WORK ITEM
Exactness is required throughout. Return every record once more.

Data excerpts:
....
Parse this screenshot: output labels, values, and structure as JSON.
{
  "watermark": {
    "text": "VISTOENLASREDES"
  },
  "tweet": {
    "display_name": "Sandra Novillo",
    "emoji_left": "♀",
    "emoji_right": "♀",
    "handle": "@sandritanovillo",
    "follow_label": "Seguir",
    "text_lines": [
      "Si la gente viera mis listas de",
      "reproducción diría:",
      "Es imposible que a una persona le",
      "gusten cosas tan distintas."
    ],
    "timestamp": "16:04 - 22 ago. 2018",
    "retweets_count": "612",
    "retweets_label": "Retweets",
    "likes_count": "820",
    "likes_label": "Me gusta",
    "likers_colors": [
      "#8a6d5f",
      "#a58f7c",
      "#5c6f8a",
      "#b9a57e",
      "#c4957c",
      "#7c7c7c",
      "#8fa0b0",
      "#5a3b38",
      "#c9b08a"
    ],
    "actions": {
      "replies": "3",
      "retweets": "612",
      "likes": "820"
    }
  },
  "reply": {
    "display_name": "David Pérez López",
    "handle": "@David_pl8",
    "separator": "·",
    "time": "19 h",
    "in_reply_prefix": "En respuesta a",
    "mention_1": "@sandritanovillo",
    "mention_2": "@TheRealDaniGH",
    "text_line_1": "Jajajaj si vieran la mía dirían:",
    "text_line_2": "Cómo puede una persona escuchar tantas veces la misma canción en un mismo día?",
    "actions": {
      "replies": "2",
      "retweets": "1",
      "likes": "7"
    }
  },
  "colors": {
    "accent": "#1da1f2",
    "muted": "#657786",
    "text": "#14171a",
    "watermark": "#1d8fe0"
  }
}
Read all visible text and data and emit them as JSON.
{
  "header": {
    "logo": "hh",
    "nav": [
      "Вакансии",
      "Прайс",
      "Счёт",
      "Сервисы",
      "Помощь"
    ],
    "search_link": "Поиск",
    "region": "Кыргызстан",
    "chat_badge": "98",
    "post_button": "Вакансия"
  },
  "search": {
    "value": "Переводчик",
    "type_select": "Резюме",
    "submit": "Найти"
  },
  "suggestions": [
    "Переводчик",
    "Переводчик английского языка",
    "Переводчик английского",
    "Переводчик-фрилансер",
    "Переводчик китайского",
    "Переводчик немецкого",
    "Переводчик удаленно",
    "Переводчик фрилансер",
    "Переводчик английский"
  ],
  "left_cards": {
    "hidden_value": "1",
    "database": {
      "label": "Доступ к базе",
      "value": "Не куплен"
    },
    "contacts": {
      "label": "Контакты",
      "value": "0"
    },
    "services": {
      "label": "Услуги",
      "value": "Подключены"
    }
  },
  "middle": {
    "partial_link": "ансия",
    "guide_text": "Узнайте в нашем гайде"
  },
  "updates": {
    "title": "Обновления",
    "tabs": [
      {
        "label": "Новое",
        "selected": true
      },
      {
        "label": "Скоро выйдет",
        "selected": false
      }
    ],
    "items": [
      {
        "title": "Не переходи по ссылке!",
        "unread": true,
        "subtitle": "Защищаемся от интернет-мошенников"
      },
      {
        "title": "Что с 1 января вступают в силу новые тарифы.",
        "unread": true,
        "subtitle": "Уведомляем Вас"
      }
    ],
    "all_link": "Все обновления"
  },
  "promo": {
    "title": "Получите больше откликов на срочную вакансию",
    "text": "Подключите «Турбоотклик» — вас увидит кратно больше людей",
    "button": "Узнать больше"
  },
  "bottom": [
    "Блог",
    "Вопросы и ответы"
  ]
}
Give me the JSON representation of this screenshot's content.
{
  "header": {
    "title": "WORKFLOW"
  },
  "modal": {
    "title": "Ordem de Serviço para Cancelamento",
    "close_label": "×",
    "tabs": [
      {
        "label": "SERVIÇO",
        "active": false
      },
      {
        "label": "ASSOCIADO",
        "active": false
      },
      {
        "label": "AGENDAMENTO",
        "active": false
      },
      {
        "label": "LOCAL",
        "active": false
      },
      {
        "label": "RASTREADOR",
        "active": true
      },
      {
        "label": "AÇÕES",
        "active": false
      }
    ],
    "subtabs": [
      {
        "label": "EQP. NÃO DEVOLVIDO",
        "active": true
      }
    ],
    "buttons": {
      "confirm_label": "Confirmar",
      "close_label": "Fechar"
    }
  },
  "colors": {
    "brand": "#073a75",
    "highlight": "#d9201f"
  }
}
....
ANSWER BOX
Parse this screenshot: output labels, values, and structure as JSON.
{
  "watermark": {
    "text": "VISTOENLASREDES"
  },
  "tweet": {
    "display_name": "Sandra Novillo",
    "emoji_left": "♀",
    "emoji_right": "♀",
    "handle": "@sandritanovillo",
    "follow_label": "Seguir",
    "text_lines": [
      "Si la gente viera mis listas de",
      "reproducción diría:",
      "Es imposible que a una persona le",
      "gusten cosas tan distintas."
    ],
    "timestamp": "16:04 - 22 ago. 2018",
    "retweets_count": "612",
    "retweets_label": "Retweets",
    "likes_count": "820",
    "likes_label": "Me gusta",
    "likers_colors": [
      "#8a6d5f",
      "#a58f7c",
      "#5c6f8a",
      "#b9a57e",
      "#c4957c",
      "#7c7c7c",
      "#8fa0b0",
      "#5a3b38",
      "#c9b08a"
    ],
    "actions": {
      "replies": "3",
      "retweets": "612",
      "likes": "820"
    }
  },
  "reply": {
    "display_name": "David Pérez López",
    "handle": "@David_pl8",
    "separator": "·",
    "time": "19 h",
    "in_reply_prefix": "En respuesta a",
    "mention_1": "@sandritanovillo",
    "mention_2": "@TheRealDaniGH",
    "text_line_1": "Jajajaj si vieran la mía dirían:",
    "text_line_2": "Cómo puede una persona escuchar tantas veces la misma canción en un mismo día?",
    "actions": {
      "replies": "2",
      "retweets": "1",
      "likes": "7"
    }
  },
  "colors": {
    "accent": "#1da1f2",
    "muted": "#657786",
    "text": "#14171a",
    "watermark": "#1d8fe0"
  }
}
Read all visible text and data and emit them as JSON.
{
  "header": {
    "logo": "hh",
    "nav": [
      "Вакансии",
      "Прайс",
      "Счёт",
      "Сервисы",
      "Помощь"
    ],
    "search_link": "Поиск",
    "region": "Кыргызстан",
    "chat_badge": "98",
    "post_button": "Вакансия"
  },
  "search": {
    "value": "Переводчик",
    "type_select": "Резюме",
    "submit": "Найти"
  },
  "suggestions": [
    "Переводчик",
    "Переводчик английского языка",
    "Переводчик английского",
    "Переводчик-фрилансер",
    "Переводчик китайского",
    "Переводчик немецкого",
    "Переводчик удаленно",
    "Переводчик фрилансер",
    "Переводчик английский"
  ],
  "left_cards": {
    "hidden_value": "1",
    "database": {
      "label": "Доступ к базе",
      "value": "Не куплен"
    },
    "contacts": {
      "label": "Контакты",
      "value": "0"
    },
    "services": {
      "label": "Услуги",
      "value": "Подключены"
    }
  },
  "middle": {
    "partial_link": "ансия",
    "guide_text": "Узнайте в нашем гайде"
  },
  "updates": {
    "title": "Обновления",
    "tabs": [
      {
        "label": "Новое",
        "selected": true
      },
      {
        "label": "Скоро выйдет",
        "selected": false
      }
    ],
    "items": [
      {
        "title": "Не переходи по ссылке!",
        "unread": true,
        "subtitle": "Защищаемся от интернет-мошенников"
      },
      {
        "title": "Что с 1 января вступают в силу новые тарифы.",
        "unread": true,
        "subtitle": "Уведомляем Вас"
      }
    ],
    "all_link": "Все обновления"
  },
  "promo": {
    "title": "Получите больше откликов на срочную вакансию",
    "text": "Подключите «Турбоотклик» — вас увидит кратно больше людей",
    "button": "Узнать больше"
  },
  "bottom": [
    "Блог",
    "Вопросы и ответы"
  ]
}
Give me the JSON representation of this screenshot's content.
{
  "header": {
    "title": "WORKFLOW"
  },
  "modal": {
    "title": "Ordem de Serviço para Cancelamento",
    "close_label": "×",
    "tabs": [
      {
        "label": "SERVIÇO",
        "active": false
      },
      {
        "label": "ASSOCIADO",
        "active": false
      },
      {
        "label": "AGENDAMENTO",
        "active": false
      },
      {
        "label": "LOCAL",
        "active": false
      },
      {
        "label": "RASTREADOR",
        "active": true
      },
      {
        "label": "AÇÕES",
        "active": false
      }
    ],
    "subtabs": [
      {
        "label": "EQP. NÃO DEVOLVIDO",
        "active": true
      }
    ],
    "buttons": {
      "confirm_label": "Confirmar",
      "close_label": "Fechar"
    }
  },
  "colors": {
    "brand": "#073a75",
    "highlight": "#d9201f"
  }
}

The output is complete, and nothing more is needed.